While the number of female medical students has risen, women specialists remain underrepresented in nuclear medicine in the U.S. and Canada— specifically in academic and leadership positions, according to a recent study published in the American Journal of Roentgenology.
Researchers created a database of 237 faculty members (179 male and 58 female specialists) in nuclear medicine taken from the Fellowship and Residency Electronic Interactive Database (FREIDA) and Canadian Resident Matching Service (CaRMS). Those consisted of 170 U.S. and 16 Canadian programs. To determine academic research productivity, the team looked at the number of publications, citations, years of active research and h-index (productivity and citation impact of publications).
Results showed 59 faculty members had leadership roles; of that total, eight were women. Additionally, nearly 13 percent of female faculty members occupied “first-in-command” roles, such as chair-person, director or dean and had a median h-index of 6.5. That is compared to the 87 percent of male first-in-command faculty members with a median h-index of 10. Women comprised 12.5 percent of second-in-command leaders, compared to 87.5 percent of men.
First author, Saba Moghimi, of the University of Toronto, Ontario, Canada, and colleagues noted a “significant” difference in gender distribution across the academic ranks, and noted as the rank increased the percentage of female faculty decreased.
“The difference observed in the gender distribution with respect to ranks cannot be explained by academic performance because male and female faculty members had comparable performance markers,” the authors wrote.
The overall disparity of women in nuclear medicine is similar to numbers seen in other radiology subspecialties, such as neuroradiology and musculoskeletal radiology, the authors noted.
One potential reason for this could be the pay gap between men and women, which, Moghimi et al. noted can be seen particularly in the $12,194 higher mean salary U.S. male physicians receive compared to their female counterparts.
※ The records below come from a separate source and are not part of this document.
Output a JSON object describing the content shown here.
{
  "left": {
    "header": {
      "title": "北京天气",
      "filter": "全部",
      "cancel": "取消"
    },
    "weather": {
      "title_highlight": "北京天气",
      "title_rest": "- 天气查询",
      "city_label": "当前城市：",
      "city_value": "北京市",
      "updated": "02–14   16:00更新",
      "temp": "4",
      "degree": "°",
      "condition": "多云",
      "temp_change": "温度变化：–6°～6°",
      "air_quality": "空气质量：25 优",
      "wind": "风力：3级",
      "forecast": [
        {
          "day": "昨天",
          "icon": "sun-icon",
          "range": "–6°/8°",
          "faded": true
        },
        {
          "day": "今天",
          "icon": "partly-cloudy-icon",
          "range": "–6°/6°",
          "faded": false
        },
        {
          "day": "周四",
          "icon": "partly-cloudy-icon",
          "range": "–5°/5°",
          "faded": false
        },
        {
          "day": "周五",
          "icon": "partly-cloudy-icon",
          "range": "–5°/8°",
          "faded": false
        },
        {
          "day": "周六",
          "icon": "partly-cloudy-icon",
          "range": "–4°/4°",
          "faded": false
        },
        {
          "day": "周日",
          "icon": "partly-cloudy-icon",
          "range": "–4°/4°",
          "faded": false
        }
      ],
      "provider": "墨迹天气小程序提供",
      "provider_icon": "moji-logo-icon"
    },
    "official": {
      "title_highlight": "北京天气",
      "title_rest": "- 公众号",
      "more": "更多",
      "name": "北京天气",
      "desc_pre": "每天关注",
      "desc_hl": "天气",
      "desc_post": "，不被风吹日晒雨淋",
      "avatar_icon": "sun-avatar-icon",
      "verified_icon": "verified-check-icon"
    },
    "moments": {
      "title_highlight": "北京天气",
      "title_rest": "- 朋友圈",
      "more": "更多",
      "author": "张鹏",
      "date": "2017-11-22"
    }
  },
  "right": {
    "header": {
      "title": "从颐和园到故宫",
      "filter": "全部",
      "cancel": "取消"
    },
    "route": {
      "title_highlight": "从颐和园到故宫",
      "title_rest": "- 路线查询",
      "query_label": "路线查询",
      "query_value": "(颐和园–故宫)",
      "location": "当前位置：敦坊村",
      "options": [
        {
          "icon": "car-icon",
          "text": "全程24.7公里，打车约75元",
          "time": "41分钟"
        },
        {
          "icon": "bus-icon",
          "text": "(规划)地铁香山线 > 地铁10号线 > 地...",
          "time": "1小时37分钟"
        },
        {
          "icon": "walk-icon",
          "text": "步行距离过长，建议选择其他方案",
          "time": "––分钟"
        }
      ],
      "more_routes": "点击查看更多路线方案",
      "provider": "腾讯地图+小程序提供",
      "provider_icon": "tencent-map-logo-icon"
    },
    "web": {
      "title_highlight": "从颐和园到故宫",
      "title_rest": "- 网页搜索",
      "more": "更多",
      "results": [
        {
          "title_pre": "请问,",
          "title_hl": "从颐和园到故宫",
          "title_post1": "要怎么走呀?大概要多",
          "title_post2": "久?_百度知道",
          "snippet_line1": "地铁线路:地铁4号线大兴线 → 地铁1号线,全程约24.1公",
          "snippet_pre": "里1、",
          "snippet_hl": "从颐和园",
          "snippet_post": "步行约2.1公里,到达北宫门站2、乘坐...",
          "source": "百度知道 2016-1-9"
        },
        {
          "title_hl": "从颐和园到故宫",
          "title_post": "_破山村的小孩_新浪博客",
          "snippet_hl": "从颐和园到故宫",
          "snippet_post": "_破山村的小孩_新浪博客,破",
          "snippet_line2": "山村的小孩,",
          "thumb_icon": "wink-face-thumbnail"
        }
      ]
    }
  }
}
How can radiology address these disparities? For one, emphasizing the full scope of radiology and its subspecialties, including the limited, but meaningful opportunities for patient interaction, is important to recruiting female talent, Moghimi and colleagues argued. Comparing and contrasting the culture and scope of subspecialties may also help uncover deeper problems associated with these gender disparities. In the end, the authors maintained action must be taken to address the issue.
“The current study highlights the gender discrepancy among nuclear medicine specialists,” the authors concluded. “This discrepancy calls for new strategies to promote diversity in leadership and academia in nuclear medicine.”